Data records for software interfaces:
┄┄┄┄┄┄┄┄┄┄┄┄┄┄┄┄┄┄┄┄

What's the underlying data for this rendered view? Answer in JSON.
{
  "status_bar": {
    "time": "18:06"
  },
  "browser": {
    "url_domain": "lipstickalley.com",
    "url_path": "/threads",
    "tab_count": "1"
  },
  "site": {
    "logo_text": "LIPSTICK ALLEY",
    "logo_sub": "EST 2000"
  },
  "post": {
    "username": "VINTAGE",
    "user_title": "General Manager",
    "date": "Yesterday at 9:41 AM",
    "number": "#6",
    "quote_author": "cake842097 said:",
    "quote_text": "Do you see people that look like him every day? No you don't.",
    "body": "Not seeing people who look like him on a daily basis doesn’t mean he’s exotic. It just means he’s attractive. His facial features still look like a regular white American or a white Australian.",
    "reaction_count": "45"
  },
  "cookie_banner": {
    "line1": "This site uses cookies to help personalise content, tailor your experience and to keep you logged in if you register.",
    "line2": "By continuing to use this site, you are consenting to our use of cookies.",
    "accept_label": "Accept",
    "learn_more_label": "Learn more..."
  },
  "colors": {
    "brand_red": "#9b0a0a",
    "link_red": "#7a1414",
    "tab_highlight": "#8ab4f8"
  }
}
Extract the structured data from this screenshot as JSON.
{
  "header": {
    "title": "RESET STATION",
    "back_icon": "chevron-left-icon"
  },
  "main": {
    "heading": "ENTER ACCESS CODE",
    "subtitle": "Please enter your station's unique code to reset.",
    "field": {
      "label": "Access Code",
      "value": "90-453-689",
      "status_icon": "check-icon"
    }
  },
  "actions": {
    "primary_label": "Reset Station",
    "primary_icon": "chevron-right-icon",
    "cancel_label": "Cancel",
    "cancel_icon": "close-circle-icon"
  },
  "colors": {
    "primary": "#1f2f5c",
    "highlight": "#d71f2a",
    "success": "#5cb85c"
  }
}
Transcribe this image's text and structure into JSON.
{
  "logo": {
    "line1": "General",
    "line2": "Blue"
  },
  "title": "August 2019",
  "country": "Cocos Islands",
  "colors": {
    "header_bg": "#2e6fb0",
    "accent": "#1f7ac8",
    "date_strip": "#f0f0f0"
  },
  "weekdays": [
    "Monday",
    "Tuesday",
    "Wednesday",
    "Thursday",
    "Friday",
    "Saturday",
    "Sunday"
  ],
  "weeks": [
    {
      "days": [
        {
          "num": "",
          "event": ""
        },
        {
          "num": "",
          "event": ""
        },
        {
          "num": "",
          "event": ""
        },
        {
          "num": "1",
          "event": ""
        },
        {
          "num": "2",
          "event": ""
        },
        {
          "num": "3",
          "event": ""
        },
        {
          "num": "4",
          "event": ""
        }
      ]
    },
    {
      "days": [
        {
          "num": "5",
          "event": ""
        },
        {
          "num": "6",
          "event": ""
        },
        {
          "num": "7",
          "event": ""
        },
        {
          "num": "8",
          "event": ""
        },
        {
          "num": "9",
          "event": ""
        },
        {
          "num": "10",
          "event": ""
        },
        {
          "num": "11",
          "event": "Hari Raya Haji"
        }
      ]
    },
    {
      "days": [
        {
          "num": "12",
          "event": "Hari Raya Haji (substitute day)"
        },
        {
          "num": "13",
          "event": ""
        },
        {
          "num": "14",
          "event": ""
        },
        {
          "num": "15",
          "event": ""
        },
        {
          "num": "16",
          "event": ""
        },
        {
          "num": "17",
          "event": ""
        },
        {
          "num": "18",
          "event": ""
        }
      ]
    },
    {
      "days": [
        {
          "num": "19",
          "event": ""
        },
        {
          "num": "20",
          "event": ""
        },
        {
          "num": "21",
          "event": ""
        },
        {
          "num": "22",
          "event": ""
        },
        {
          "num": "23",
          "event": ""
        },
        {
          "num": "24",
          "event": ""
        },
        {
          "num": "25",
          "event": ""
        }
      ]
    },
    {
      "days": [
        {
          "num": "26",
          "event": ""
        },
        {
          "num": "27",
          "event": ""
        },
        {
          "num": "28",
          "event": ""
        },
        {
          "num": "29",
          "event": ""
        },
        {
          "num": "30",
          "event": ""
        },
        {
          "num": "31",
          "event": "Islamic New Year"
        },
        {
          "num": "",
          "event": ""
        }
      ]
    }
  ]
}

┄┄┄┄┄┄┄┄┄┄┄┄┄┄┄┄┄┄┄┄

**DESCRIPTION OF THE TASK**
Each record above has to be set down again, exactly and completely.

**REPLY**
What's the underlying data for this rendered view? Answer in JSON.
{
  "status_bar": {
    "time": "18:06"
  },
  "browser": {
    "url_domain": "lipstickalley.com",
    "url_path": "/threads",
    "tab_count": "1"
  },
  "site": {
    "logo_text": "LIPSTICK ALLEY",
    "logo_sub": "EST 2000"
  },
  "post": {
    "username": "VINTAGE",
    "user_title": "General Manager",
    "date": "Yesterday at 9:41 AM",
    "number": "#6",
    "quote_author": "cake842097 said:",
    "quote_text": "Do you see people that look like him every day? No you don't.",
    "body": "Not seeing people who look like him on a daily basis doesn’t mean he’s exotic. It just means he’s attractive. His facial features still look like a regular white American or a white Australian.",
    "reaction_count": "45"
  },
  "cookie_banner": {
    "line1": "This site uses cookies to help personalise content, tailor your experience and to keep you logged in if you register.",
    "line2": "By continuing to use this site, you are consenting to our use of cookies.",
    "accept_label": "Accept",
    "learn_more_label": "Learn more..."
  },
  "colors": {
    "brand_red": "#9b0a0a",
    "link_red": "#7a1414",
    "tab_highlight": "#8ab4f8"
  }
}
Extract the structured data from this screenshot as JSON.
{
  "header": {
    "title": "RESET STATION",
    "back_icon": "chevron-left-icon"
  },
  "main": {
    "heading": "ENTER ACCESS CODE",
    "subtitle": "Please enter your station's unique code to reset.",
    "field": {
      "label": "Access Code",
      "value": "90-453-689",
      "status_icon": "check-icon"
    }
  },
  "actions": {
    "primary_label": "Reset Station",
    "primary_icon": "chevron-right-icon",
    "cancel_label": "Cancel",
    "cancel_icon": "close-circle-icon"
  },
  "colors": {
    "primary": "#1f2f5c",
    "highlight": "#d71f2a",
    "success": "#5cb85c"
  }
}
Transcribe this image's text and structure into JSON.
{
  "logo": {
    "line1": "General",
    "line2": "Blue"
  },
  "title": "August 2019",
  "country": "Cocos Islands",
  "colors": {
    "header_bg": "#2e6fb0",
    "accent": "#1f7ac8",
    "date_strip": "#f0f0f0"
  },
  "weekdays": [
    "Monday",
    "Tuesday",
    "Wednesday",
    "Thursday",
    "Friday",
    "Saturday",
    "Sunday"
  ],
  "weeks": [
    {
      "days": [
        {
          "num": "",
          "event": ""
        },
        {
          "num": "",
          "event": ""
        },
        {
          "num": "",
          "event": ""
        },
        {
          "num": "1",
          "event": ""
        },
        {
          "num": "2",
          "event": ""
        },
        {
          "num": "3",
          "event": ""
        },
        {
          "num": "4",
          "event": ""
        }
      ]
    },
    {
      "days": [
        {
          "num": "5",
          "event": ""
        },
        {
          "num": "6",
          "event": ""
        },
        {
          "num": "7",
          "event": ""
        },
        {
          "num": "8",
          "event": ""
        },
        {
          "num": "9",
          "event": ""
        },
        {
          "num": "10",
          "event": ""
        },
        {
          "num": "11",
          "event": "Hari Raya Haji"
        }
      ]
    },
    {
      "days": [
        {
          "num": "12",
          "event": "Hari Raya Haji (substitute day)"
        },
        {
          "num": "13",
          "event": ""
        },
        {
          "num": "14",
          "event": ""
        },
        {
          "num": "15",
          "event": ""
        },
        {
          "num": "16",
          "event": ""
        },
        {
          "num": "17",
          "event": ""
        },
        {
          "num": "18",
          "event": ""
        }
      ]
    },
    {
      "days": [
        {
          "num": "19",
          "event": ""
        },
        {
          "num": "20",
          "event": ""
        },
        {
          "num": "21",
          "event": ""
        },
        {
          "num": "22",
          "event": ""
        },
        {
          "num": "23",
          "event": ""
        },
        {
          "num": "24",
          "event": ""
        },
        {
          "num": "25",
          "event": ""
        }
      ]
    },
    {
      "days": [
        {
          "num": "26",
          "event": ""
        },
        {
          "num": "27",
          "event": ""
        },
        {
          "num": "28",
          "event": ""
        },
        {
          "num": "29",
          "event": ""
        },
        {
          "num": "30",
          "event": ""
        },
        {
          "num": "31",
          "event": "Islamic New Year"
        },
        {
          "num": "",
          "event": ""
        }
      ]
    }
  ]
}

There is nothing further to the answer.